> _Directions_
Which lines of the listing below contain the word "Rupee"? Return them.

[[ Data supplied, beginning ]]

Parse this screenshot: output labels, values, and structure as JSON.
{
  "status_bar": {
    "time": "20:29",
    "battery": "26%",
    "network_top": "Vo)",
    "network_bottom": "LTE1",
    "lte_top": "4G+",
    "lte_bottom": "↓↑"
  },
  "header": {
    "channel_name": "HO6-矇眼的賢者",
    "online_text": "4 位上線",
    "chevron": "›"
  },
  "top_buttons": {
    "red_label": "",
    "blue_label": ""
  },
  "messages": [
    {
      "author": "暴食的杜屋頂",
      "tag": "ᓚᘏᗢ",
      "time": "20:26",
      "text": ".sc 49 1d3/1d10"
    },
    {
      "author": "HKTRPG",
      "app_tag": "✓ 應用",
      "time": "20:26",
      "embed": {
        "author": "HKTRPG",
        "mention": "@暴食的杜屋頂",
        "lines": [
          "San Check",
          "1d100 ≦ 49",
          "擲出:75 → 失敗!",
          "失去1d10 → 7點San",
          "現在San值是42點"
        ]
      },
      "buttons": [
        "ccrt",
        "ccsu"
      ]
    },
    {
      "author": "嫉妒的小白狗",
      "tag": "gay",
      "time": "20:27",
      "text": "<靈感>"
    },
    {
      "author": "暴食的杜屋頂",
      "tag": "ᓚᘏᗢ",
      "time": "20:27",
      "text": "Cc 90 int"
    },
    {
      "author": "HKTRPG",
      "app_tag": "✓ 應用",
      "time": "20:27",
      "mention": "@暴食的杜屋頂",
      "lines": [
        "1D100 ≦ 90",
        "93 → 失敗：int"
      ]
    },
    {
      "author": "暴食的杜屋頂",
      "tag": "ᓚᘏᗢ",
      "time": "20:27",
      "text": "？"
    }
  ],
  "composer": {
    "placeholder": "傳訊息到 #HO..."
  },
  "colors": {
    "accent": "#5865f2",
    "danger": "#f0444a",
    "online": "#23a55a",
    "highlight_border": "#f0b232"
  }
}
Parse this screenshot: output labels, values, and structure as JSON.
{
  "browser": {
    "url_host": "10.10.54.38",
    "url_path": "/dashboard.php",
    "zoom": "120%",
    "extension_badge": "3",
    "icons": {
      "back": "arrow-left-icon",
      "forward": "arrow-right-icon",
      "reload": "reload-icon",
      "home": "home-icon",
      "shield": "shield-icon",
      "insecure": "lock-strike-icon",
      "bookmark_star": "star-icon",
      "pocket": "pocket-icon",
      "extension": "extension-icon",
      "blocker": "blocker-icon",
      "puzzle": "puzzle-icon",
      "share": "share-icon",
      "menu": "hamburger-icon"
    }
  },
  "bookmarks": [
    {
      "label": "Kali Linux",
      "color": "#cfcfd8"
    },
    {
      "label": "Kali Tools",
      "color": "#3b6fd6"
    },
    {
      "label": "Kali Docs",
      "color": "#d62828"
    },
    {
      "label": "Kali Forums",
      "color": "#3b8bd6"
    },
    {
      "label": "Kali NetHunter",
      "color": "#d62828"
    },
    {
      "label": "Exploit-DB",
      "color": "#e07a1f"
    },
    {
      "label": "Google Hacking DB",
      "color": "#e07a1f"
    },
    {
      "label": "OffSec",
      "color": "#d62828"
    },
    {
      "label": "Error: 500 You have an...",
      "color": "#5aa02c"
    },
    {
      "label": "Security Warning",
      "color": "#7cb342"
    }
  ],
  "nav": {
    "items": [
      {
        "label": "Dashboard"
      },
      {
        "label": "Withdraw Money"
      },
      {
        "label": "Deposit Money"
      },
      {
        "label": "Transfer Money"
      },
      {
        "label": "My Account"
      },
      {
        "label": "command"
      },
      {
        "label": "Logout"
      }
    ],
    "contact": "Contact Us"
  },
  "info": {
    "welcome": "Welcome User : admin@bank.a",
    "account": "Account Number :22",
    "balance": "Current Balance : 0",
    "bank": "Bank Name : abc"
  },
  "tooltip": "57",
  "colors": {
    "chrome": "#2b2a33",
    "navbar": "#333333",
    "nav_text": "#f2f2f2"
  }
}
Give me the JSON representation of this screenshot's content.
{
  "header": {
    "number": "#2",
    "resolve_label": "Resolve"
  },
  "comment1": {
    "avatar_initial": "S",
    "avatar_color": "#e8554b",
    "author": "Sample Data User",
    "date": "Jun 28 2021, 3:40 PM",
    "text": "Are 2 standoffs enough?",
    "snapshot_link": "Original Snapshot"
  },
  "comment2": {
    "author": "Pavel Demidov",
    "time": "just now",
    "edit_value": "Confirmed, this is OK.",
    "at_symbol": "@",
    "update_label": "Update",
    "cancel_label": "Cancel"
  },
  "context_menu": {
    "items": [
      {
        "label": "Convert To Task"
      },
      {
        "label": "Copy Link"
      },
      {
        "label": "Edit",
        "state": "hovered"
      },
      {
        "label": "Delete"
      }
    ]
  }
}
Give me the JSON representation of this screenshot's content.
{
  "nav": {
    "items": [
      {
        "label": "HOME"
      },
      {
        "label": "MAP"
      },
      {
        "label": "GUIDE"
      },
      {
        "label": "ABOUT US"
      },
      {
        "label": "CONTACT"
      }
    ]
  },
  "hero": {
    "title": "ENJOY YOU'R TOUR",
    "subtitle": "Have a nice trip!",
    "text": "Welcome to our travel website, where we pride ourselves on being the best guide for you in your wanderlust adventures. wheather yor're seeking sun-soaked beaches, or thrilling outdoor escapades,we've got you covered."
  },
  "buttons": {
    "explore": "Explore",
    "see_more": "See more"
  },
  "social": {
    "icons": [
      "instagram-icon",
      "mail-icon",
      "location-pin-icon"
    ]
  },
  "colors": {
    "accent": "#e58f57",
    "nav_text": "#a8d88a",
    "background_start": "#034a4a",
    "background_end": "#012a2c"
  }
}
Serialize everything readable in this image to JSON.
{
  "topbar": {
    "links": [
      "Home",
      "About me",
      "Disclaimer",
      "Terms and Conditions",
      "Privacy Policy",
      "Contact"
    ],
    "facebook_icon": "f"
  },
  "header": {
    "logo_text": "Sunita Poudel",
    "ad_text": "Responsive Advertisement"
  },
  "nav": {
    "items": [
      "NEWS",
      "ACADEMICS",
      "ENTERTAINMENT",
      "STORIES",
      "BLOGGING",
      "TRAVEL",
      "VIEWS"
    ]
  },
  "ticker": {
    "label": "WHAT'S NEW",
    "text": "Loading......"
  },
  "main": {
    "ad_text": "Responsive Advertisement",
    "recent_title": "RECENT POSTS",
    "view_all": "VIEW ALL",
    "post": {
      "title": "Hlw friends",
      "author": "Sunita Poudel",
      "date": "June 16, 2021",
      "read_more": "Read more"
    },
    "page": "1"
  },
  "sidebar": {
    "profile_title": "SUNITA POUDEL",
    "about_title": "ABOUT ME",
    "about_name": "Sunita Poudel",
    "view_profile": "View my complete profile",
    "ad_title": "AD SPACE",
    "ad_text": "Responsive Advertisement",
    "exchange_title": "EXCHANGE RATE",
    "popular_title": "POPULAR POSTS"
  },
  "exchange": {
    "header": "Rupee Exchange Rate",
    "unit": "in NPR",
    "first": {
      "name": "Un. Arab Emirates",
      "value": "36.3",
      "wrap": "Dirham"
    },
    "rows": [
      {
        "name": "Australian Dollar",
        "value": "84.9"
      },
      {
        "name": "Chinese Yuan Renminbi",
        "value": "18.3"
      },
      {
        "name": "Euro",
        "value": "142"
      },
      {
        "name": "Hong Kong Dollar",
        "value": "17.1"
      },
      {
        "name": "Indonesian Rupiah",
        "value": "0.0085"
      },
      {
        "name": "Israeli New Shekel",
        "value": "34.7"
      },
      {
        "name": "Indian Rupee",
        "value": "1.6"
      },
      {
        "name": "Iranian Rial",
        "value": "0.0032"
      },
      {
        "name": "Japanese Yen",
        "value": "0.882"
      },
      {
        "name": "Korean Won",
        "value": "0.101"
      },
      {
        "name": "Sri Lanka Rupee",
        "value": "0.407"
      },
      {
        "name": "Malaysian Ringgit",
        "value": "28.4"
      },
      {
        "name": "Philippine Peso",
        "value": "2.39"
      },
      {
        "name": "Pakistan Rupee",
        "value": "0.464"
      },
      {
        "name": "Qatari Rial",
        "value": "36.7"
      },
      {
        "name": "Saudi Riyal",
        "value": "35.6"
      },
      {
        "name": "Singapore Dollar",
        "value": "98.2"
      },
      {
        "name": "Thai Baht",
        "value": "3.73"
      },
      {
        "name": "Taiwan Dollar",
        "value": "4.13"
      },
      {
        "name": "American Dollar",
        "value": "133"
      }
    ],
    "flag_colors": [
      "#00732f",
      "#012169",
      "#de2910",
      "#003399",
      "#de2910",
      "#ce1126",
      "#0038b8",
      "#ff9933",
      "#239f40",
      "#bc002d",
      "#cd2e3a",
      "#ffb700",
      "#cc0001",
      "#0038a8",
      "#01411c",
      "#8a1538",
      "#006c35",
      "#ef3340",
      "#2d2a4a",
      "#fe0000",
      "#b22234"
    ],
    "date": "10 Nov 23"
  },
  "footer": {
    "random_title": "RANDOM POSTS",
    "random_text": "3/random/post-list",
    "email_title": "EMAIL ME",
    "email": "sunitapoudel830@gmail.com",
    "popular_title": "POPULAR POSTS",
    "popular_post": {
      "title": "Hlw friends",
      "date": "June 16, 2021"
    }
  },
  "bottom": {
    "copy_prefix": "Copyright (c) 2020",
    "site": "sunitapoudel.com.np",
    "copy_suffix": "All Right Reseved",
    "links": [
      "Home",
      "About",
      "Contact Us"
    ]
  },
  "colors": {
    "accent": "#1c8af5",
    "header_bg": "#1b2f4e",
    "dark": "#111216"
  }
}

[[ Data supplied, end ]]

> _Response area_
    "header": "Rupee Exchange Rate",
        "name": "Indian Rupee",
        "name": "Sri Lanka Rupee",
        "name": "Pakistan Rupee",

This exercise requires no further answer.